"I wanted more, but we’re satisfied," said Johnson, a regular in Late Model Stocks around Virginia, particularly at South Boston Speedway. "We ran out of tires right at the end. These cars have a lot more motor than a Late Model, but I thought we did pretty well for our first time. I’m hoping that we can run some more of these races. We’ll see what happens."

Heat would once again be an issue for the teams and drivers, but this time, rookie driver Michael Faulk was ready.

"I worked harder than ever to prepare myself for the heat after the Lakeland race. I was determined that [heat exhaustion] wouldn’t happen to me again," said Faulk.

Faulk’s car was good on the preferred bottom groove. But when traffic got bottled up, Faulk experimented with several different lines to get through the field. Three- and even four-wide situations were not uncommon, but Faulk was able to maneuver his way through the pack relatively unscathed.

Timely pit stops and good race strategy got Michael as high as sixth in the running order.

"I just tried to keep the wheels as straight as possible and not overdrive the turns," Michael said. "We could have waited one more caution to take fresh tires, which would have put us in excellent position to win the race. I can’t say I’m happy with ninth because I think we had the car to beat, but we’ll take it."
Michael Faulk
The ninth-place finish was the third top-10 finish for the rookie driver, making Faulk the only three-time winner of the Miller Lite Rookie of the Race Award in the 2005 Southern Division series.

Part of that could be attributed to some special help Faulk had in his pits during the race.  That of crew chief Barry Elvis, who crew chiefs for Joel Kauffman on the Northern Division.
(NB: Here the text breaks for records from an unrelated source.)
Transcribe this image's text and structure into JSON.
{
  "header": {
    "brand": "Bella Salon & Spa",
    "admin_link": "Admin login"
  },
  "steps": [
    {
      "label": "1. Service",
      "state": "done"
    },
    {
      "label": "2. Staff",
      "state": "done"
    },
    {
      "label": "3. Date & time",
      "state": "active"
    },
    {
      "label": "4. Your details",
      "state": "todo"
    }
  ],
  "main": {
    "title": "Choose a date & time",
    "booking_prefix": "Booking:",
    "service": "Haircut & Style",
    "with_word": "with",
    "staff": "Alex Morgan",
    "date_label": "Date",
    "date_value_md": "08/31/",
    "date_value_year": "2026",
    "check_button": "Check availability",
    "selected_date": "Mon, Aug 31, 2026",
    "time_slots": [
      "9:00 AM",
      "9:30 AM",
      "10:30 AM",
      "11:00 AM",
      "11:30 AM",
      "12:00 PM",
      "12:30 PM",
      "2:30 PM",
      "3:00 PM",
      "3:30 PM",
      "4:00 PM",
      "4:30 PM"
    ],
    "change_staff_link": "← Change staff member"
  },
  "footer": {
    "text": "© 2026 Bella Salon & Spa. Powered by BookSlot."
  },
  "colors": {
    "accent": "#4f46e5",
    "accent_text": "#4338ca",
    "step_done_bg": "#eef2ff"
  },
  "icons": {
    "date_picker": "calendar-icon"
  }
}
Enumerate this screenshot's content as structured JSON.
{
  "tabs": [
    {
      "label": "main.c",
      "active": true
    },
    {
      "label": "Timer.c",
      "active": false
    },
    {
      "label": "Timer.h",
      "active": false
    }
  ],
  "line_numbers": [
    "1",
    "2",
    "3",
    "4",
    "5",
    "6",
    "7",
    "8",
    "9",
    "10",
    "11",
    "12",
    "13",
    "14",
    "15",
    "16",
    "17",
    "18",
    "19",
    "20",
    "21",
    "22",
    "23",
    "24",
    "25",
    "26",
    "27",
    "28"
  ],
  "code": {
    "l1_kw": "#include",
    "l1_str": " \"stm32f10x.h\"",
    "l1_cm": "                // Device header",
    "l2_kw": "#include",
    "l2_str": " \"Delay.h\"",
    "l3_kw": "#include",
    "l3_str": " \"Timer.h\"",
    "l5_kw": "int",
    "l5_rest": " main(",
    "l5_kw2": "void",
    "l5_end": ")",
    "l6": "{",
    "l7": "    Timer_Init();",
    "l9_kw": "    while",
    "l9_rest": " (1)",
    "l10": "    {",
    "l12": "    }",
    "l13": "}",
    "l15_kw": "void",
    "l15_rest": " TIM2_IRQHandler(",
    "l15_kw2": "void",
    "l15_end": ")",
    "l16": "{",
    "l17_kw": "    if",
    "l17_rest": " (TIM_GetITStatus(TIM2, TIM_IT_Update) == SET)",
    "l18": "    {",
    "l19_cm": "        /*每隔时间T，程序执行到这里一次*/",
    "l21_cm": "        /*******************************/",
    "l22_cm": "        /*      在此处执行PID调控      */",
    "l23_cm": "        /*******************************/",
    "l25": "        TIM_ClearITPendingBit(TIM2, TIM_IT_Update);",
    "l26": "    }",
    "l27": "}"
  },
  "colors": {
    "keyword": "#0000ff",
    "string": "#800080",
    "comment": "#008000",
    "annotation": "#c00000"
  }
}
“Barry came in from Myrtle Beach today and crew chiefed the car and did a great job.  Mario (Gosselin, Faulk’s regular crew chief) is on a cruise. He scheduled it before we did our deal so we knew we had to get somebody up on the box. So why not Barry at Myrtle Beach? He did a great job.”

Justin Johnson sits behind the wheel of his first Pro Cup Series ride. (Kathy Bond Photo)
Chase Pistone
Mark McFarland